| Sam Kim |
SEOUL, South Korea (WP-BLOOM) – Kim Jong-un has spent the three years since his father’s death tightening his grip on power, leaving the Supreme Leader better positioned to achieve Kim Jong-il’s dream of deploying nuclear weapons.
Kim visited a Pyongyang mausoleum where Kim Jong-il and his grandfather Kim Il-sung are housed to mark Wednesday’s third anniversary of the death of his father, the official Korean Central News Agency said.
He was accompanied by his wife Ri Sol Ju and senior officials. Under its current leader and in defiance of international sanctions, North Korea has improved its nuclear technology and may be close to mounting a missile with a nuclear war-head.
“Most folks assume that additional nuclear and missile tests are needed to further refine and test their offensive capabilities,” Ralph Cossa, head of the Pacific Forum of the Center for Strategic and International Studies in Honolulu, said by e-mail. “I believe it is still a matter of when, not if.”
North Korea proving it could launch a nuclear-tipped missile across the Pacific could lend more urgency to efforts to restart aid-for-disarmament talks stalled since 2008.
Unveiling the technology to the world would also help the younger Kim establish his own legacy and help him emerge from the shadow of his father, who died suddenly with little time to groom Kim for the role.
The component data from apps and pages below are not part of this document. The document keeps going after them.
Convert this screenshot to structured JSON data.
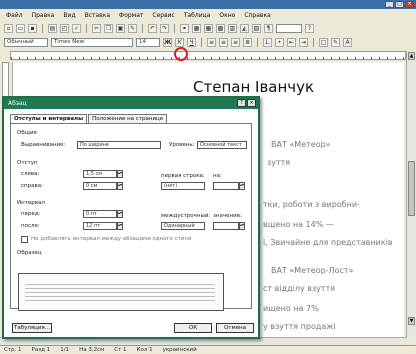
{
  "menubar": {
    "items": [
      "Файл",
      "Правка",
      "Вид",
      "Вставка",
      "Формат",
      "Сервис",
      "Таблица",
      "Окно",
      "Справка"
    ]
  },
  "toolbar2": {
    "style": "Обычный",
    "font": "Times New",
    "size": "14",
    "bold": "Ж",
    "italic": "К",
    "underline": "Ч"
  },
  "document": {
    "title": "Степан Іванчук",
    "lines": [
      "ВАТ «Метеор»",
      "зуття",
      "тки, роботи з виробни-",
      "вщено на 14% —",
      "і, Звичайне для представників",
      "ВАТ «Метеор-Лост»",
      "ст відділу взуття",
      "ищено на 7%",
      "у взуття продажі"
    ]
  },
  "dialog": {
    "title": "Абзац",
    "tabs": [
      "Отступы и интервалы",
      "Положение на странице"
    ],
    "groups": {
      "general": "Общие",
      "indent": "Отступ",
      "spacing": "Интервал",
      "sample": "Образец"
    },
    "labels": {
      "alignment": "Выравнивание:",
      "level": "Уровень:",
      "left": "слева:",
      "right": "справа:",
      "first_line": "первая строка:",
      "by_indent": "на:",
      "before": "перед:",
      "after": "после:",
      "line_spacing": "междустрочный:",
      "value": "значение:"
    },
    "values": {
      "alignment": "По ширине",
      "level": "Основной текст",
      "left": "1,5 см",
      "right": "0 см",
      "first_line": "(нет)",
      "before": "0 пт",
      "after": "12 пт",
      "line_spacing": "Одинарный"
    },
    "checkbox_label": "Не добавлять интервал между абзацами одного стиля",
    "buttons": {
      "tabs": "Табуляция...",
      "ok": "ОК",
      "cancel": "Отмена"
    }
  },
  "statusbar": {
    "page": "Стр. 1",
    "section": "Разд 1",
    "pages": "1/1",
    "position": "На 3,2см",
    "line": "Ст 1",
    "column": "Кол 1",
    "language": "украинский"
  }
}
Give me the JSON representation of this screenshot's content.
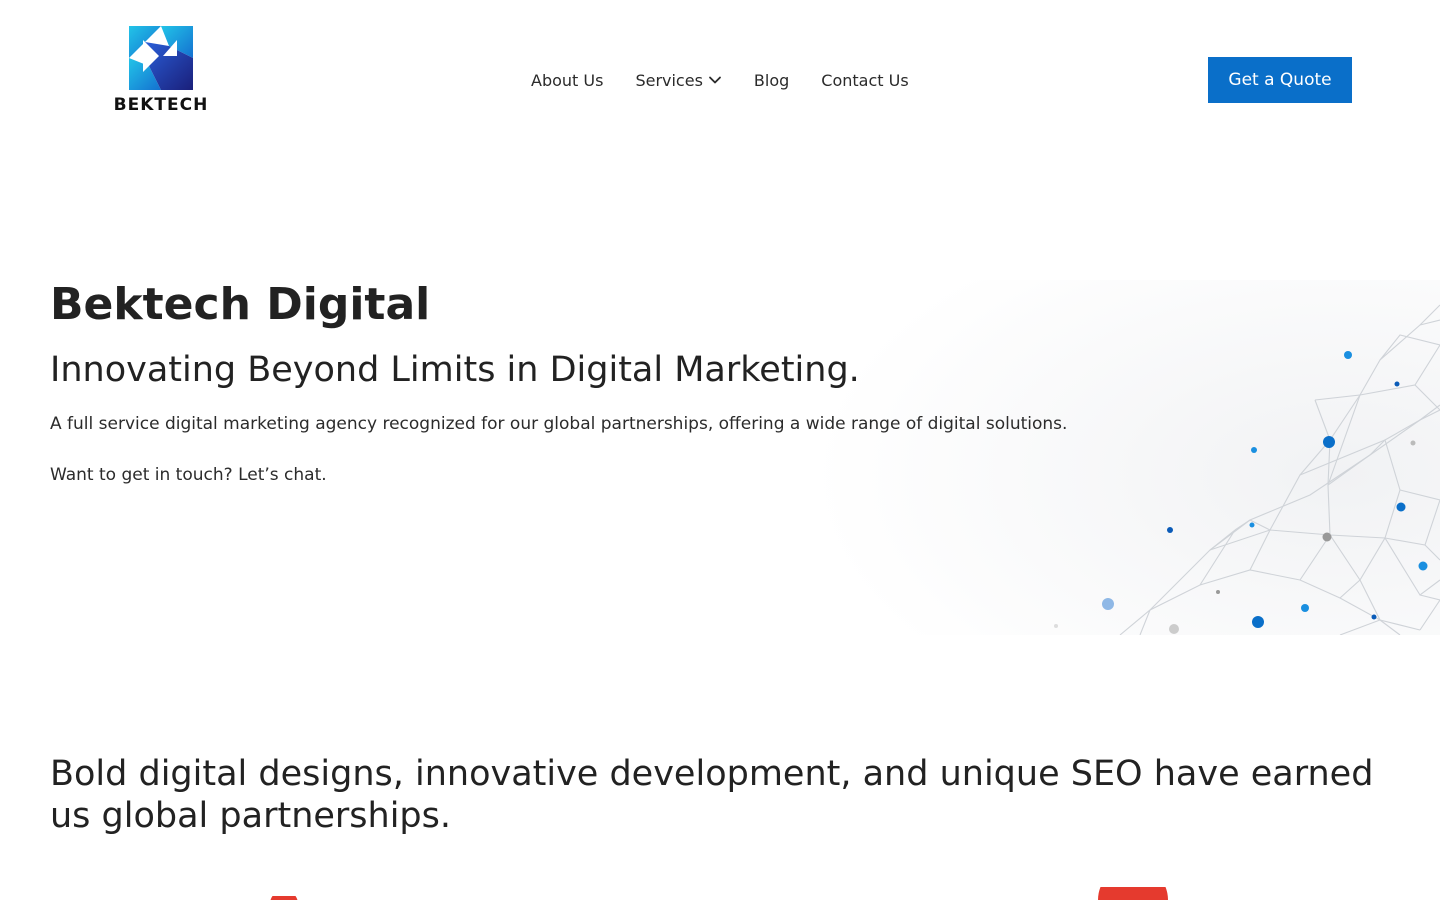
{
  "header": {
    "logo_text": "BEKTECH",
    "nav": {
      "about": "About Us",
      "services": "Services",
      "blog": "Blog",
      "contact": "Contact Us"
    },
    "cta_label": "Get a Quote"
  },
  "hero": {
    "title": "Bektech Digital",
    "subtitle": "Innovating Beyond Limits in Digital Marketing.",
    "description": "A full service digital marketing agency recognized for our global partnerships, offering a wide range of digital solutions.",
    "cta_text": "Want to get in touch? Let’s chat."
  },
  "section": {
    "heading": "Bold digital designs, innovative development, and unique SEO have earned us global partnerships."
  },
  "colors": {
    "accent": "#0a6fc9",
    "text": "#222222",
    "partner_red": "#e53a2e"
  },
  "icons": {
    "logo": "bektech-logo-icon",
    "dropdown": "chevron-down-icon"
  }
}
South Korean Defence Minister Han Min-koo said last month at parliament that the North may have made “considerable” progress in miniatu-rising bombs.
While Kim hasn’t yet deployed a ballistic missile that can hit the mainland United States, “he’s showing us the signs that he’s trying to get there”, Admiral Samuel Locklear, head of US forces in the Pacific, said in a Bloomberg Government inter-view in September.
North Korea routinely tests short-range missi-les that could reach Japan as a United Nations ban and sanctions aimed at denying the country weapons technology have had limited effect.
Satellite images show the country has begun renovating its long-range rocket site, last used in late 2012, raising concerns that it may be closer to testing a missile that could reach the US.
“The regime wants to be a true nuclear power, not just in name,” Chang Yong-seok, a senior re-searcher at Seoul National University’s Institute for Peace and Unification Studies, said by phone.
“North Korea still has a lot of technical im-provements to make in the ability to miniaturise and deliver nuclear bombs, not to mention ma-king them go off more reliably.”
Kim has recently stepped up his nuclear sabre rattling, threatening to conduct the nation’s fourth nuclear test after a UN human-rights committee voted last month to hold the regime accountable for crimes against humanity.
On Tuesday its Foreign Ministry said the US would face North Korea’s “toughest counter-action” for human rights criticism.
Commercial satellite images taken in late October didn’t indicate preparations for an im-mediate test at its Punggye-ri detonation site, according to 38 North, a website that monitors the regime.
At its Yongbyon complex north of Pyongyang the North has been enriching uranium that may offer a second track to developing nuclear arms in addition to plutonium, according to the Institute for Science and International Security.
Kim began his formal apprenticeship slightly more than a year before his father died of a heart attack, turning him into the country’s new supreme leader. He purged his way to absolute authority by executing officials, including his uncle and deputy Jang Song Thaek in December 2013.
This year Kim executed about 10 party offi-cials on charges including graft and watching South Korean soap operas, said South Korean lawmakers.
“The Supreme Leaders cannot survive without purges like Dracula could not survive without fresh blood,” Leonid Petrov, a Korea studies researcher at the Australian National University, said in an e-mail.
“Political purges help top leaders feel se-cure and unchallenged, while the rest of the population feels avenged for the misery ostensibly caused by the hand-picked ‘enemies of the peo-ple.”
The executions mirror the purge his father conducted following the 1994 death of the coun-try’s founder Kim Il-sung and if history is a guide, more may be coming.
Three years after the end of an official mourning period for Kim Il-sung, Kim Jong-il executed a senior agricultural official and sent loyalists around for three years to weed out spies.